     Mechanical engineering is one of the oldest and broadest of engineering disciplines.  It encompasses a broad number of disciplines, from physics to materials science, but it can be summarized as being derived from ten core areas:

  1. Statics:  The study of how forces are transmitted to and through stationary objects.
  2. Dynamics:  The study of the effects of velocity and acceleration, and resulting forces and energy, of moving objects.
  3. Kinematics of Machines:  The study of how parts of machines behave as they move through their ranges of motion.
  4. Strength of Materials:  The study of the properties of materials along with the geometry and sizing of structural components, structures, and machine parts to prevent failure.
  5. Materials Science:  The study of how metal alloys and polymers are formed to have specific properties.
  6. Thermodynamics:  The study of the properties of steam and other media used to absorb and transfer heat energy in power plants, engines, and refrigeration systems.
  7. Fluid Mechanics:  The study of the force, pressure, and energy of stationary and moving fluids.   Fluid mechanics also includes the study of aerodynamics.
  8. Heat Transfer:  The study of how heat moves through vacuum, gases, liquids, and solid objects.
  9. Vibrations:  The study of balancing moving parts in machines to smooth out operation, reduce wear, and prevent failure.
  10. Machine Design:  The study of accepted design conventions for gears, pulleys, drive belts, drive chains, sprockets, bearings, axles, shafts, hoist cables, screws, bolts, rivets, and welds.

     Armed with this knowledge, mechanical engineers can take on design projects ranging from airplane propellers to utility power plants.

     During the coming weeks we will focus on each of these areas and explore them more fully.
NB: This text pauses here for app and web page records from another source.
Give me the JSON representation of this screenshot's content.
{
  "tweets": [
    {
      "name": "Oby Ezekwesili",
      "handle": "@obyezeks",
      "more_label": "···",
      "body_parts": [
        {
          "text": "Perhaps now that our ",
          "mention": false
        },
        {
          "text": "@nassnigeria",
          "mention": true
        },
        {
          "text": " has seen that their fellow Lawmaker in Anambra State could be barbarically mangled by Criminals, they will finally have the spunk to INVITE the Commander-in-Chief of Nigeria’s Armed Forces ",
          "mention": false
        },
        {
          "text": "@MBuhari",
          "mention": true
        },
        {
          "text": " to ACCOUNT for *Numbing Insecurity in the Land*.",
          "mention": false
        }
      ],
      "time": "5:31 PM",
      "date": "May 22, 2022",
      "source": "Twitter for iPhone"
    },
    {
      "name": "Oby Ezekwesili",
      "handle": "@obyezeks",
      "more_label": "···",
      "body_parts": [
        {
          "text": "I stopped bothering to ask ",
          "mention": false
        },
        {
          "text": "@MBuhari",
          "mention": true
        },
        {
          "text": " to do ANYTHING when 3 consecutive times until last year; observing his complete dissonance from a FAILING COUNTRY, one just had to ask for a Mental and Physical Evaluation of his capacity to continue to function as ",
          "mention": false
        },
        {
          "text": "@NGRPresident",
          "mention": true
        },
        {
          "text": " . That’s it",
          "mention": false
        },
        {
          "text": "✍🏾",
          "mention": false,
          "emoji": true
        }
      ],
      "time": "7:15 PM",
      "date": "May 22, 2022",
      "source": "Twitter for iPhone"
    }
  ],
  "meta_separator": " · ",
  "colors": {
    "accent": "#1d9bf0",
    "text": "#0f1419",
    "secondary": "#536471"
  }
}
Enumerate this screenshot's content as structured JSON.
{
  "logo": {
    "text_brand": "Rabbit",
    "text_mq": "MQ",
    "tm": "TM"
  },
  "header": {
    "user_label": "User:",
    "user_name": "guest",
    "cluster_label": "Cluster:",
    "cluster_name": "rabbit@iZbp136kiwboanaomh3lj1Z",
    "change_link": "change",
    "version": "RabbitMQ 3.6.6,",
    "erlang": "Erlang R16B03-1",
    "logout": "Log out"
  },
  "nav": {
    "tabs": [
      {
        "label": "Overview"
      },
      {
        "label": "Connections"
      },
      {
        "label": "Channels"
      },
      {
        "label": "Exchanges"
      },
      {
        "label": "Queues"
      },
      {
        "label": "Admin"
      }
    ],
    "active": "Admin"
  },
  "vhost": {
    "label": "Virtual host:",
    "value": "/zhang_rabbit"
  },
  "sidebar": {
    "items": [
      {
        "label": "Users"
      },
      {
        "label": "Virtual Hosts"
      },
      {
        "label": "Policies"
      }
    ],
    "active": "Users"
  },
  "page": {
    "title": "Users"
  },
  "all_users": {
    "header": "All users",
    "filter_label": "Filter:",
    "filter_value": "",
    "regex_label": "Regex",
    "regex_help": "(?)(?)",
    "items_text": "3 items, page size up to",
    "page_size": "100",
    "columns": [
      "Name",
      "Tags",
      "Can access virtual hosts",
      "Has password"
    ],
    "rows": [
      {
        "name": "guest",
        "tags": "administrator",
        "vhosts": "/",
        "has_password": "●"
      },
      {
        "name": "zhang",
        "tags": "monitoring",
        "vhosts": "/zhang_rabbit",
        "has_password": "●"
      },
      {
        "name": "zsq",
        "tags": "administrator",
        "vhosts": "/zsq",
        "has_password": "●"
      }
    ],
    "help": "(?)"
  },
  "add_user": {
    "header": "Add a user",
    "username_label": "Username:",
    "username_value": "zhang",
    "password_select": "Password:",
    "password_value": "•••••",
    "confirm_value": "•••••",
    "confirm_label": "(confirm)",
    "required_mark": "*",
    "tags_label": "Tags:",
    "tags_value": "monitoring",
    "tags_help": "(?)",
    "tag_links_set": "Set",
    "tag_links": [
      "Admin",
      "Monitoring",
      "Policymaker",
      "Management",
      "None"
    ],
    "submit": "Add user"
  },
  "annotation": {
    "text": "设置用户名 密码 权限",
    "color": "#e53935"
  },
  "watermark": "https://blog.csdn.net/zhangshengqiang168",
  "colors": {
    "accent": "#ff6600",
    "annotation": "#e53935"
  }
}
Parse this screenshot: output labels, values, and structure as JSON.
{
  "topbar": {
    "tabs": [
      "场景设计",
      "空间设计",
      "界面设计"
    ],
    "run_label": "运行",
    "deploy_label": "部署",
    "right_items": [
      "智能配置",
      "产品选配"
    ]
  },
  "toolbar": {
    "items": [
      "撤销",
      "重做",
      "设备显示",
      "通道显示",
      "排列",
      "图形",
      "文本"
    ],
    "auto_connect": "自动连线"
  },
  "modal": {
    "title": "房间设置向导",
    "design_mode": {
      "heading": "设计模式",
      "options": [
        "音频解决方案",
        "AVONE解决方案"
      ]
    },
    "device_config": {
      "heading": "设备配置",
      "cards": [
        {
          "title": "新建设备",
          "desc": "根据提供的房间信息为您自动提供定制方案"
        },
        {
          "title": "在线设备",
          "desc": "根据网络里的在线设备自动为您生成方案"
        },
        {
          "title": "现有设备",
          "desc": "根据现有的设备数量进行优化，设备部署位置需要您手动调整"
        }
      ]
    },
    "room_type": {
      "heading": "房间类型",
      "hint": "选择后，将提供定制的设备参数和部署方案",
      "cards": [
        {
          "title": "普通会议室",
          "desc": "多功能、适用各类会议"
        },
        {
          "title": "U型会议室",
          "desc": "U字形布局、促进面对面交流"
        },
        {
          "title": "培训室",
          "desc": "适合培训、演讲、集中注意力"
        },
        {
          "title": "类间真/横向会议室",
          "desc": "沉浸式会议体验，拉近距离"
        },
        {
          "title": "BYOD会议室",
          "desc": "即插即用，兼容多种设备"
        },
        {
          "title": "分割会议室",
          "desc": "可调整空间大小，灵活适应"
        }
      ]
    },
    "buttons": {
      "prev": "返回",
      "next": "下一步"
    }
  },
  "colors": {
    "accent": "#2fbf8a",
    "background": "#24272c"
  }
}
We may even have a little quiz at the end to test your newfound knowledge!

     Our first topic will be:  Statics, the study of how forces are transmitted to and throughout stationary objects.  And here is a riddle to get you started in your personal exploration of the subject matter:

Everyone knows us when they look at a clock, but mechanical engineers also know us to add up to zero when they look at a fixed structure.  What are we?

     Get the answer in my next blog post.